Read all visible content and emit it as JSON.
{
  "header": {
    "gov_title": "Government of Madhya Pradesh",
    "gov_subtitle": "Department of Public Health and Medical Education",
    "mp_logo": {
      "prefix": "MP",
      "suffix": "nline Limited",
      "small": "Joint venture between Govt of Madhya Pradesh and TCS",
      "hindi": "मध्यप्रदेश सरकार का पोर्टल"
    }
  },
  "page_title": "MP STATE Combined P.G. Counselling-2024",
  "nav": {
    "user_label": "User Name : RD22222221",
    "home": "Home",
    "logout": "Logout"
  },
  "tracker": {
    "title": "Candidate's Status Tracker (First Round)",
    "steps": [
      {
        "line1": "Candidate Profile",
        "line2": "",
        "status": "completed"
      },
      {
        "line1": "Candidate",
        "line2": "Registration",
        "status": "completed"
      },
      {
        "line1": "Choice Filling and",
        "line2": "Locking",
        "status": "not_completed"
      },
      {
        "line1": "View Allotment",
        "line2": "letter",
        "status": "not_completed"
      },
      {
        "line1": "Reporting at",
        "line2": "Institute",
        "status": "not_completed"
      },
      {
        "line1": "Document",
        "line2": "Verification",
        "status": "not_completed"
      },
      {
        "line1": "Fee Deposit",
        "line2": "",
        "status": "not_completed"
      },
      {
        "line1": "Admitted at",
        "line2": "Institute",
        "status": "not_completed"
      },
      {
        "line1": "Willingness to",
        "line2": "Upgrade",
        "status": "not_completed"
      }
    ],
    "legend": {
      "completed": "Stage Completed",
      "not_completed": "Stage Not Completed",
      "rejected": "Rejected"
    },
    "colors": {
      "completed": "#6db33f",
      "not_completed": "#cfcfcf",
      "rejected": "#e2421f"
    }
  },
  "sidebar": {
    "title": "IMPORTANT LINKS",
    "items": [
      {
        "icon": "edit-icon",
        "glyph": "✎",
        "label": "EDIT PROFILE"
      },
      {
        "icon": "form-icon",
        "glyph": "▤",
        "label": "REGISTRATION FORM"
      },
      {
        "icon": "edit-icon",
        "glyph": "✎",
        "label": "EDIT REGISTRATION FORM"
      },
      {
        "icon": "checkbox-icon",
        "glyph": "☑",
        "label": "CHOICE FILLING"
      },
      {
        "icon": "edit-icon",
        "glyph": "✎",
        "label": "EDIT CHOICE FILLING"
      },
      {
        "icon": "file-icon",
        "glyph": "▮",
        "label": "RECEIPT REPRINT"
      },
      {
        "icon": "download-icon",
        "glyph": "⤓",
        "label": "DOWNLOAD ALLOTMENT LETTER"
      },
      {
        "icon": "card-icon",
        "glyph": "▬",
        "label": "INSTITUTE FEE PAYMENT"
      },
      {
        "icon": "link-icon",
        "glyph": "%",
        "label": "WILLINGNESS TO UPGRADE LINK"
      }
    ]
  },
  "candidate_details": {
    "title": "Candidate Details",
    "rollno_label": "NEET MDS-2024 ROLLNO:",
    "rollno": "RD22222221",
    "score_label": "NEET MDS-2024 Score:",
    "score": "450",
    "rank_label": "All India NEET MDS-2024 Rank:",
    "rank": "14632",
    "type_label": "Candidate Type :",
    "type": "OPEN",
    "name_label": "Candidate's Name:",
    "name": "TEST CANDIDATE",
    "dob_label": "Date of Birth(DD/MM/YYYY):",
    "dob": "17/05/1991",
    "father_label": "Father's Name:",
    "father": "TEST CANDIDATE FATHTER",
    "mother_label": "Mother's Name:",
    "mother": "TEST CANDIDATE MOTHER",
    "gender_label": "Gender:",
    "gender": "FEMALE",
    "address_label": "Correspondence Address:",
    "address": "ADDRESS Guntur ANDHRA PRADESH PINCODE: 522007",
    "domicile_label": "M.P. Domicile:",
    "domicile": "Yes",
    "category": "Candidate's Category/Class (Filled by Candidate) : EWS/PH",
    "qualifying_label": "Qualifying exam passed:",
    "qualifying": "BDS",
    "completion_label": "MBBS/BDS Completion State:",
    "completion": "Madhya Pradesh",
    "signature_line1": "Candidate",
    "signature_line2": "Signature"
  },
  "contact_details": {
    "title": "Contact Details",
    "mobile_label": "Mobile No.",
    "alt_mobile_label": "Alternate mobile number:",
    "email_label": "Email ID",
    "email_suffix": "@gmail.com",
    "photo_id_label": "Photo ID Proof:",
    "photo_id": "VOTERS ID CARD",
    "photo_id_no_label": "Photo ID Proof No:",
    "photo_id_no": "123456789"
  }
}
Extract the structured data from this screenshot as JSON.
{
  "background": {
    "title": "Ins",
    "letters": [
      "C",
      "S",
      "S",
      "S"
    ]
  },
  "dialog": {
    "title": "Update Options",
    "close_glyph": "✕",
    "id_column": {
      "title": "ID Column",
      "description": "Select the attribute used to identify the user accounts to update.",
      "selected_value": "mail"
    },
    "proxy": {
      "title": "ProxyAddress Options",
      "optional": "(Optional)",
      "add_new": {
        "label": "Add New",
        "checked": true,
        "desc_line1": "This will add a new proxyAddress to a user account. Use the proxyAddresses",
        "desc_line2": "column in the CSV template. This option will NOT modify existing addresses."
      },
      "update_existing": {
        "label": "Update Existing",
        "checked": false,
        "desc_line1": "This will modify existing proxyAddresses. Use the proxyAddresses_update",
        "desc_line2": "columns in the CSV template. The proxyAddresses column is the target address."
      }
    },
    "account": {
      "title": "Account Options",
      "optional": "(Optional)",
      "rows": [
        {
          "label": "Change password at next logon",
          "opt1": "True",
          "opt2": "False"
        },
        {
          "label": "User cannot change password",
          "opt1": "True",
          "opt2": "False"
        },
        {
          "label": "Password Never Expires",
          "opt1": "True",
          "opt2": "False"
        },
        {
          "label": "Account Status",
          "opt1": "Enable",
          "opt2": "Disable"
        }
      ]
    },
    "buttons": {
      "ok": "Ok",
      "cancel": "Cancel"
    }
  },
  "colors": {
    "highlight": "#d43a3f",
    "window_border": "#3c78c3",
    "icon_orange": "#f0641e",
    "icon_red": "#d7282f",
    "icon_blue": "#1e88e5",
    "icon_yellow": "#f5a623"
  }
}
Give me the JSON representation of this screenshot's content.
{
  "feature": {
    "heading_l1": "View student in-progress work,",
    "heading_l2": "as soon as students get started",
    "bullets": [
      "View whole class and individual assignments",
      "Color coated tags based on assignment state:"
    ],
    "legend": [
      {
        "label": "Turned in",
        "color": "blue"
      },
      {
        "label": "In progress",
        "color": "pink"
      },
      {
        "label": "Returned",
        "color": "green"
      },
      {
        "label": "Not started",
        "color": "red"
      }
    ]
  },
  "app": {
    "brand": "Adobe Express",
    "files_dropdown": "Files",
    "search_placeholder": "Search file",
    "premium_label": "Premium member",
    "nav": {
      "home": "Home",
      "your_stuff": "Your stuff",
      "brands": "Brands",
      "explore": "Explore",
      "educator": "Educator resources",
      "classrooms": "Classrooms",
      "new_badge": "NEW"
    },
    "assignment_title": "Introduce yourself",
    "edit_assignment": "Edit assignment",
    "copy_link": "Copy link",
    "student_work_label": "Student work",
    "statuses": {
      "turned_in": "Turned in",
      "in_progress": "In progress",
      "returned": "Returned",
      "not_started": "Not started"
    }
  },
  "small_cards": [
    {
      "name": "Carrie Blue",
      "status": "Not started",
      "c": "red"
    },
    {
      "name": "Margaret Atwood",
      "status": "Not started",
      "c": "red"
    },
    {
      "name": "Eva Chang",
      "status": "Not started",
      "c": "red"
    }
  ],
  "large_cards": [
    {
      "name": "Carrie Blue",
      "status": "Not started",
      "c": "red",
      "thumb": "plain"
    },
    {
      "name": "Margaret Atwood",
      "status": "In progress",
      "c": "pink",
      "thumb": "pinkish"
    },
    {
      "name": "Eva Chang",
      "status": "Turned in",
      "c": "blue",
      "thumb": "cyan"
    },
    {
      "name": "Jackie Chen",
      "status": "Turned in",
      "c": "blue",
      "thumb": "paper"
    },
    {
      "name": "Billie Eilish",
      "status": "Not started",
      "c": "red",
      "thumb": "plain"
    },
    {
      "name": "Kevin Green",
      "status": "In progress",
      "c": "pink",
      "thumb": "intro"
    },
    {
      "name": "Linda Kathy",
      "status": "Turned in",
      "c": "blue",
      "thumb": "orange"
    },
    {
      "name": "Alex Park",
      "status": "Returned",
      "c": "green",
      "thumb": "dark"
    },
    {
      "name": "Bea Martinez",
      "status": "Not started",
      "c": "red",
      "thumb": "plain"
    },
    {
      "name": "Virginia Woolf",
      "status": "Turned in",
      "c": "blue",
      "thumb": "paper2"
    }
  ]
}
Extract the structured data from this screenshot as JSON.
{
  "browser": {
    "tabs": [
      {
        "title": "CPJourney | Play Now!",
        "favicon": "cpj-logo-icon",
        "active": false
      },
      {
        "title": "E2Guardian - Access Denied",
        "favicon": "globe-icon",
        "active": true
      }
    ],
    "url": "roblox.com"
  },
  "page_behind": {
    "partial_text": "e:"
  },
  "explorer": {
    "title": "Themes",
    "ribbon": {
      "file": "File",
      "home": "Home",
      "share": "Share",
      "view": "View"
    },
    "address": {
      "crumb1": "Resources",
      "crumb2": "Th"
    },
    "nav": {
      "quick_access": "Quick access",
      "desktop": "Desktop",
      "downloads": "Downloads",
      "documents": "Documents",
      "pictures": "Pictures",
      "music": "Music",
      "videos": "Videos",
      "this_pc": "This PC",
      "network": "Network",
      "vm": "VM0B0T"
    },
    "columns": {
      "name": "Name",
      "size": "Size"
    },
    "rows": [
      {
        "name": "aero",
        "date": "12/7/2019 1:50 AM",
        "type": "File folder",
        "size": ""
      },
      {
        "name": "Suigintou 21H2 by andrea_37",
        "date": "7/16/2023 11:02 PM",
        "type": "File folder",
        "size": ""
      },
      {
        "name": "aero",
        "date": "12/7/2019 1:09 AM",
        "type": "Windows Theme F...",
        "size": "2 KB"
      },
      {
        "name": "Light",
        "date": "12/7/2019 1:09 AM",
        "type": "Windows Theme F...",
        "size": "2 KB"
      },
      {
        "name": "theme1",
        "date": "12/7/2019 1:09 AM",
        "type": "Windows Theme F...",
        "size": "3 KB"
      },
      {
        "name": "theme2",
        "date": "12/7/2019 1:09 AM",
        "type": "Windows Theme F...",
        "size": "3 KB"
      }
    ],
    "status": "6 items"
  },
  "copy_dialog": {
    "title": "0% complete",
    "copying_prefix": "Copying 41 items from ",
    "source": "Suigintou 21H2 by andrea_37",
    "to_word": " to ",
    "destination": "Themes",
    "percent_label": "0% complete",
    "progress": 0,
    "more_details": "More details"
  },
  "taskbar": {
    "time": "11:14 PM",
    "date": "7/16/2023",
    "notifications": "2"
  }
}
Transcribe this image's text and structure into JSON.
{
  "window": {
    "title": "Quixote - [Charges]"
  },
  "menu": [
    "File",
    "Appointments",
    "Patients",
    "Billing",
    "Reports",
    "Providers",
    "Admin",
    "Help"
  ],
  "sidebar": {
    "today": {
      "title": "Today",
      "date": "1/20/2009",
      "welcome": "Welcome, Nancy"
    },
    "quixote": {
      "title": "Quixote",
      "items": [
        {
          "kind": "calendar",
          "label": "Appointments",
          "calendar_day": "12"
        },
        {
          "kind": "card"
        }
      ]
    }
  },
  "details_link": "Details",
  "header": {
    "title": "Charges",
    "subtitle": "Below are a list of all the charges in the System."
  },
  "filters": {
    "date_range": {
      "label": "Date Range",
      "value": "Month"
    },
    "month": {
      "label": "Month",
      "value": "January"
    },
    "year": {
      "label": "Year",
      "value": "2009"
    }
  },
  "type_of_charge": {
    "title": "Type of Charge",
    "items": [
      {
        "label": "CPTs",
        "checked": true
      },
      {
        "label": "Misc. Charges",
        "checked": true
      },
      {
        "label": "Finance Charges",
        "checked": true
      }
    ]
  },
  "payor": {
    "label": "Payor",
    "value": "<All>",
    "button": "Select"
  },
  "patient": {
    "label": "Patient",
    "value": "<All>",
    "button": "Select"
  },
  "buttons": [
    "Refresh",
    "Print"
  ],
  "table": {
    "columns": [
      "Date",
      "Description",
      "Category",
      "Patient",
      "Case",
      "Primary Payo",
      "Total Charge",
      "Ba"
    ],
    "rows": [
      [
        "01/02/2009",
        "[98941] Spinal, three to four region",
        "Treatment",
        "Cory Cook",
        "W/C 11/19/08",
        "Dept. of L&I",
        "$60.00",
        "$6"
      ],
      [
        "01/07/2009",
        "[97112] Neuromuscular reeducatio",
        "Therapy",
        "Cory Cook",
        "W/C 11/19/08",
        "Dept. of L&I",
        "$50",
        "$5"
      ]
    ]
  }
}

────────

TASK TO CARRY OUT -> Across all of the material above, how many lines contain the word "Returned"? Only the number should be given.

ANSWER BOX -> 3